### [Supplied information]
════════════════════

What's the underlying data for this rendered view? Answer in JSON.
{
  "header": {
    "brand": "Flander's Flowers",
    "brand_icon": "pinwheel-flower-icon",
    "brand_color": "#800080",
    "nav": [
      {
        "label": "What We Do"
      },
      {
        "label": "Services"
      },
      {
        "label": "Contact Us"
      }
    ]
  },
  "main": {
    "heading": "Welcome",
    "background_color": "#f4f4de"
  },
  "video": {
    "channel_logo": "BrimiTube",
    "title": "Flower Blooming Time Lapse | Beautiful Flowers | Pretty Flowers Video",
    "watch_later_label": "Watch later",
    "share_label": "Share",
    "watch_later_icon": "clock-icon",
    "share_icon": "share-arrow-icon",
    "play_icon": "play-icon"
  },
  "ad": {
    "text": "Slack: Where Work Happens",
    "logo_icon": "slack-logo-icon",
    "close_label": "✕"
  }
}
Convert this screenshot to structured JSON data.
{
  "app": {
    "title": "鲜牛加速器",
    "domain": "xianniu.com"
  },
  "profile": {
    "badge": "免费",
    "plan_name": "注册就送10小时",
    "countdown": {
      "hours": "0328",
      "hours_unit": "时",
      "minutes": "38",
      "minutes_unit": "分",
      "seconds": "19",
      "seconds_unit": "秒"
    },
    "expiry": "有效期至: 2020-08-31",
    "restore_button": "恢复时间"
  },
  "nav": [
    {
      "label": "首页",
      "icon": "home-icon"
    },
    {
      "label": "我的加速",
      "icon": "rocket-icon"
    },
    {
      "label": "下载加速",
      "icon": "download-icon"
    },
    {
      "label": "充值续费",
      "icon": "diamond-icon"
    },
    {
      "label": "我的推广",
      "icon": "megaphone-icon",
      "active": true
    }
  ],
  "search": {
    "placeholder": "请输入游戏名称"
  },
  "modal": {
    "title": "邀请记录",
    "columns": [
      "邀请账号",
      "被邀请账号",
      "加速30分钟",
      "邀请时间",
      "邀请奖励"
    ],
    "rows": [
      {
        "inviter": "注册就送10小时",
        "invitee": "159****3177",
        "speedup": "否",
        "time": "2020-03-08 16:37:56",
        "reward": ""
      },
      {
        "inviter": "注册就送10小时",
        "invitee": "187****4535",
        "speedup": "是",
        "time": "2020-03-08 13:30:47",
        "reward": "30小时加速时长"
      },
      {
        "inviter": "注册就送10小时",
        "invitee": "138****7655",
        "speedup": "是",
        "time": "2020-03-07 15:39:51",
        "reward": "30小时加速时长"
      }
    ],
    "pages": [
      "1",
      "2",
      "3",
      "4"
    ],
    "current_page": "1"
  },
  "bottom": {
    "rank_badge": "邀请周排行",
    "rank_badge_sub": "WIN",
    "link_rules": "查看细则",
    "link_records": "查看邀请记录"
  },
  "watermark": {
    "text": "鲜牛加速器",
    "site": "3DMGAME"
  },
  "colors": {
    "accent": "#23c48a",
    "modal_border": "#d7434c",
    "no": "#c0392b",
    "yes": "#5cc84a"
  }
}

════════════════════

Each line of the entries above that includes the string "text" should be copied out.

### [Result of the exercise]
    "text": "Slack: Where Work Happens",
    "text": "鲜牛加速器",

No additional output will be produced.